You probably noticed that Isaiah used two illustrations about this joy and merriment that has come to God’s people at the birth of Christ. He says “they rejoice before you as with joy at the harvest.” Now, most of us are not as familiar with an agrarian society as the original readers would have been accustomed to. Most of us get our harvest at the local grocery store’s vegetable counter. However, the illustration pictures the joy of the first produce coming from the garden. It illustrates a joy of knowing that all your needs were met. The next metaphor is “as they are glad when they divide the spoil.” Here the prophet paints the picture of the joy that would come at the sharing of the bounty from a defeated foe. The feeling of this joy is one of security, knowing that your enemies were defeated. This is the joy that has come! Joy of provision. Joy of security. Isn’t this joy reflected in our Christmas carols that we sing during the Christmas season? “Joy to the world, the Lord has come!” Fundamentally, Christianity is about human beings being brought into the joy of knowing God and being loved and accepted by Him! It’s Christmas! The angels are singing! The bells are ringing! And we should feel like shouting “Joy to the World!” Jesus is born! Are you a merry Christian?
Merry Christmas comes from Merry Christians
How can we communicate that gladness, cheer, and mirth? Here are three ideas.
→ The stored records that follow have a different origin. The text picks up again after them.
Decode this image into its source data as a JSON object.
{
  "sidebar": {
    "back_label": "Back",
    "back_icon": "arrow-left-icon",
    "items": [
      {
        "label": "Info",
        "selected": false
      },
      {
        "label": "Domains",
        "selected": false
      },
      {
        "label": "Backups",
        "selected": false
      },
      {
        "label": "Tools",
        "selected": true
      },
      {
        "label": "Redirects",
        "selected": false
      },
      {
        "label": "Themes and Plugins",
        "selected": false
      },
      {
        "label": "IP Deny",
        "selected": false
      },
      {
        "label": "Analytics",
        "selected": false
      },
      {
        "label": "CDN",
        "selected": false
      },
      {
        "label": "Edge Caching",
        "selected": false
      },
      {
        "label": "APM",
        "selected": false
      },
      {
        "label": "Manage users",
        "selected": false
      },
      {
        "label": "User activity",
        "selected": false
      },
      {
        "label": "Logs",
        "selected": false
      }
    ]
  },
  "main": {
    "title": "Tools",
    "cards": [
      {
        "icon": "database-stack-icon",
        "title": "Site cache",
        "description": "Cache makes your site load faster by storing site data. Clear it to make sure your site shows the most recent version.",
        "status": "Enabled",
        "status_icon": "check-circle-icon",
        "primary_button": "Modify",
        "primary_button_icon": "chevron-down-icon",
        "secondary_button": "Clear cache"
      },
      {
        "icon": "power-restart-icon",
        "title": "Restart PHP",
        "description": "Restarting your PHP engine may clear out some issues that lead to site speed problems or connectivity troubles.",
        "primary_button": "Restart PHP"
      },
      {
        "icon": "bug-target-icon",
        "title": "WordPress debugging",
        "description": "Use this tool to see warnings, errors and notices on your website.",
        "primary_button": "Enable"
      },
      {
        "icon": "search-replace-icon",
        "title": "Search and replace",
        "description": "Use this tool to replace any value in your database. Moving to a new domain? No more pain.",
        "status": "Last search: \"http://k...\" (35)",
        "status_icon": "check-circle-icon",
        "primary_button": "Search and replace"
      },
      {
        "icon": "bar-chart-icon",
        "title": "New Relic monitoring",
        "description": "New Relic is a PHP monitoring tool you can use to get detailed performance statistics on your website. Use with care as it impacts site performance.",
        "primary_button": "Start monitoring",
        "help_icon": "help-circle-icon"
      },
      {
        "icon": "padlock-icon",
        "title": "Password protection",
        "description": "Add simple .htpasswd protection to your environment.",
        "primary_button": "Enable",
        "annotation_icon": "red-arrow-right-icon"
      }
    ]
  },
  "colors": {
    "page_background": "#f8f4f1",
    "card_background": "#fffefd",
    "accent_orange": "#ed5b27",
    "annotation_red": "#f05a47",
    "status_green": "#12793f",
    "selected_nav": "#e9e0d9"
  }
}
1. Meditate on the Good News of the Incarnation until your heart is glad. Do this by reading the Nativity narratives in Matthew 1 and Luke 2 during the month of December. Listen to Christmas music that stirs your heart!
2. Participate in the celebration! – Light up your house! Set up your Christmas tree! Participate in giving gifts. Stimulate a spirit of celebration around your home through fun traditions, meditating on the Christmas story, and creative ways of giving to others.
3. Attend your church family’s special Christmas meetings! – The Good News should be heralded louder and clearer from the church gathered than at any other place. Invite a friend. (BTW-There is great Christmas worship planned for December 20th and then, again on Christmas Eve, December 24th. Plan to be there!)
There is no more gloom! There is no room for any Christian to be a scrooge. Off with the “bah humbug” and on with the celebration! Remember, the birth, death and resurrection of Jesus Christ are the most important events in the history of the world, and we should celebrate them with cheerfulness as those who know their true meaning best! There is a time for fasting and feasting in the Christian life. Christmas is a time for feasting and celebration! Merry Christians!